What is compounding?

Compounding is an essential part of investing. Compounding refers to investment returns generated on the returns you have already earned. Compounding can thus be construed as interest on interest—the effect of which is to magnify returns to interest over time, the so-called “miracle of compounding.”
Picture this: A snowball rolling down a hill; it may start small, but it grows the longer it rolls, adding layer upon layer. The snowball represents your balance, and the layers represent the compounding returns. The compound returns are based on your entire account balance.

How does it work?
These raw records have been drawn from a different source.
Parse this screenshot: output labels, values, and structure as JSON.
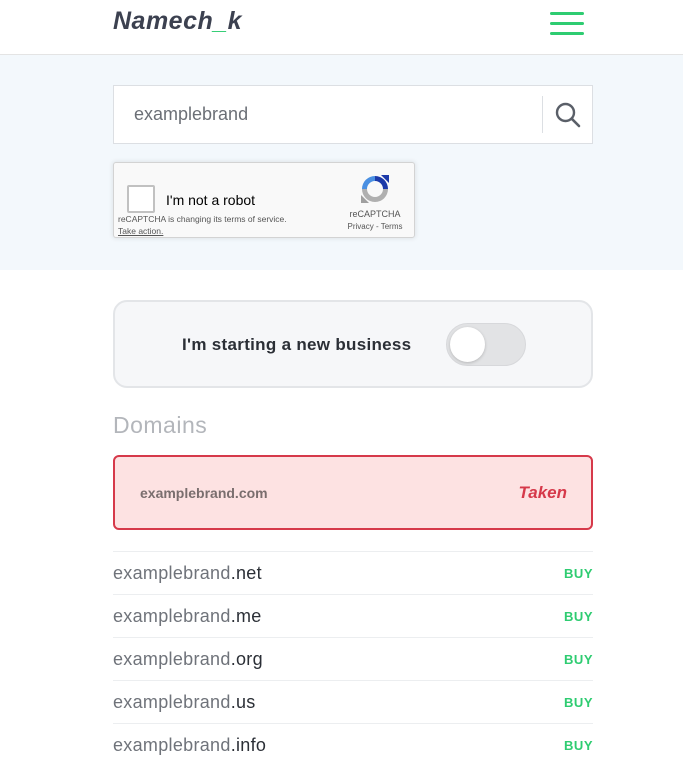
{
  "header": {
    "logo_main": "Namech",
    "logo_underscore": "_",
    "logo_end": "k"
  },
  "search": {
    "value": "examplebrand",
    "placeholder": ""
  },
  "captcha": {
    "label": "I'm not a robot",
    "notice": "reCAPTCHA is changing its terms of service.",
    "notice_link": "Take action.",
    "brand": "reCAPTCHA",
    "terms": "Privacy - Terms"
  },
  "business_toggle": {
    "label": "I'm starting a new business",
    "checked": false
  },
  "domains": {
    "title": "Domains",
    "taken": {
      "domain": "examplebrand.com",
      "status": "Taken"
    },
    "items": [
      {
        "base": "examplebrand",
        "tld": ".net",
        "action": "BUY"
      },
      {
        "base": "examplebrand",
        "tld": ".me",
        "action": "BUY"
      },
      {
        "base": "examplebrand",
        "tld": ".org",
        "action": "BUY"
      },
      {
        "base": "examplebrand",
        "tld": ".us",
        "action": "BUY"
      },
      {
        "base": "examplebrand",
        "tld": ".info",
        "action": "BUY"
      }
    ]
  },
  "colors": {
    "accent": "#2ecc71",
    "taken_red": "#d6394a",
    "taken_bg": "#fde2e2",
    "search_bg": "#f3f8fc"
  },
  "icons": {
    "menu": "hamburger-menu-icon",
    "search": "search-icon",
    "captcha": "recaptcha-logo-icon"
  }
}
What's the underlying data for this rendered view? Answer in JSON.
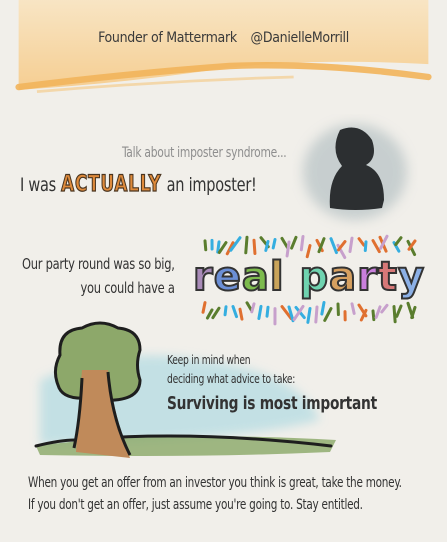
{
  "header": {
    "role": "Founder of Mattermark",
    "handle": "@DanielleMorrill"
  },
  "imposter": {
    "intro": "Talk about imposter syndrome...",
    "line_before": "I was",
    "emphasis": "ACTUALLY",
    "line_after": "an imposter!"
  },
  "party": {
    "line1": "Our party round was so big,",
    "line2": "you could have a",
    "letters": [
      {
        "ch": "r",
        "color": "#a98bb8"
      },
      {
        "ch": "e",
        "color": "#6b8fd6"
      },
      {
        "ch": "a",
        "color": "#7dbb4d"
      },
      {
        "ch": "l",
        "color": "#c9a45a"
      },
      {
        "ch": " ",
        "color": "#000000"
      },
      {
        "ch": "p",
        "color": "#6fd3b0"
      },
      {
        "ch": "a",
        "color": "#d6a060"
      },
      {
        "ch": "r",
        "color": "#c97fdc"
      },
      {
        "ch": "t",
        "color": "#d77878"
      },
      {
        "ch": "y",
        "color": "#8cb0e6"
      }
    ],
    "confetti_colors": [
      "#5a7d2e",
      "#e07030",
      "#c7a0cc",
      "#35aee0"
    ]
  },
  "advice": {
    "line1": "Keep in mind when",
    "line2": "deciding what advice to take:",
    "headline": "Surviving is most important"
  },
  "bottom": {
    "line1": "When you get an offer from an investor you think is great, take the money.",
    "line2": "If you don't get an offer, just assume you're going to. Stay entitled."
  }
}
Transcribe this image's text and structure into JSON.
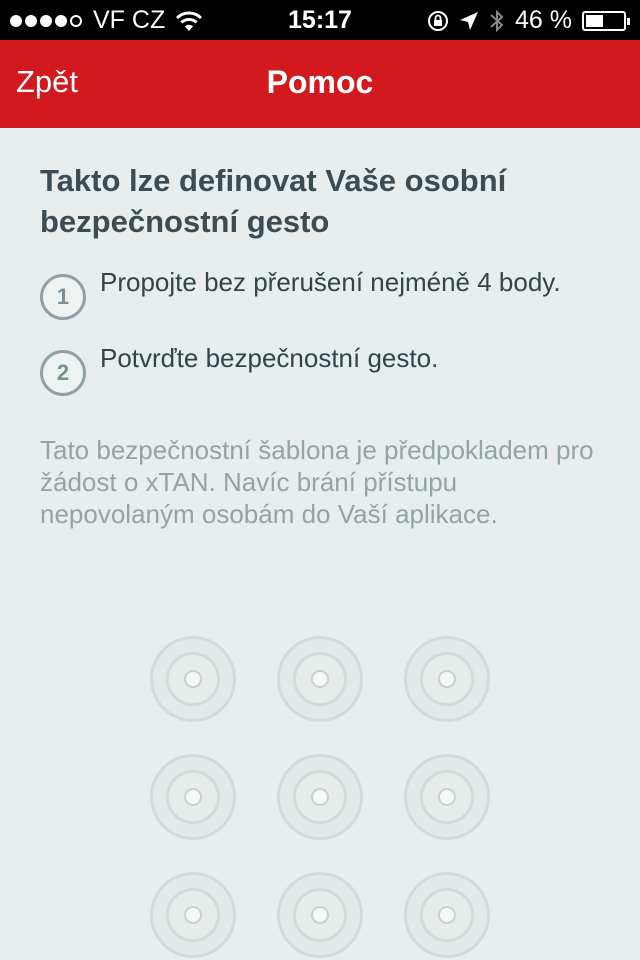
{
  "status_bar": {
    "carrier": "VF CZ",
    "time": "15:17",
    "battery_text": "46 %",
    "battery_level": 0.46,
    "signal_bars": 4,
    "signal_max": 5
  },
  "nav": {
    "back_label": "Zpět",
    "title": "Pomoc"
  },
  "help": {
    "heading": "Takto lze definovat Vaše osobní bezpečnostní gesto",
    "steps": [
      {
        "number": "1",
        "text": "Propojte bez přerušení nejméně 4 body."
      },
      {
        "number": "2",
        "text": "Potvrďte bezpečnostní gesto."
      }
    ],
    "description": "Tato bezpečnostní šablona je předpokladem pro žádost o xTAN. Navíc brání přístupu nepovolaným osobám do Vaší aplikace."
  },
  "colors": {
    "nav_bar": "#d2191e",
    "background": "#e8eeed",
    "heading_text": "#3c4c52",
    "muted_text": "#93a3a8"
  },
  "icons": {
    "wifi": "wifi-icon",
    "orientation_lock": "orientation-lock-icon",
    "location": "location-arrow-icon",
    "bluetooth": "bluetooth-icon",
    "battery": "battery-icon"
  },
  "pattern": {
    "rows": 3,
    "cols": 3
  }
}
To illustrate how compounding works, suppose $10,000 is held in an account that pays 5% interest annually. After the first year or compounding period, the total in the account has risen to $10,500, a simple reflection of $500 in interest being added to the $10,000 principal amount. In the second year, the account realizes the 5% growth on both the original principal and the $500 of first-year interest, resulting in a second-year gain of $525 and a balance of $11,025. After 10 years, assuming no withdrawals and a steady 5% interest rate, the account would grow to $16,288.95.
Simply put, compounding is a key driver of wealth creation, and its effects are paramount in several long-term investment strategies. If you decide to keep your money under your mattress or in your bank account earning interest at around 1-2%, it will take significantly longer to build your wealth and you will not be putting your money to use in the most effective way.
So, what can we do? We use the compound interest method where we invest a small amount of money that is comfortable enough for you to start with, and over time, your wealth will accumulate faster.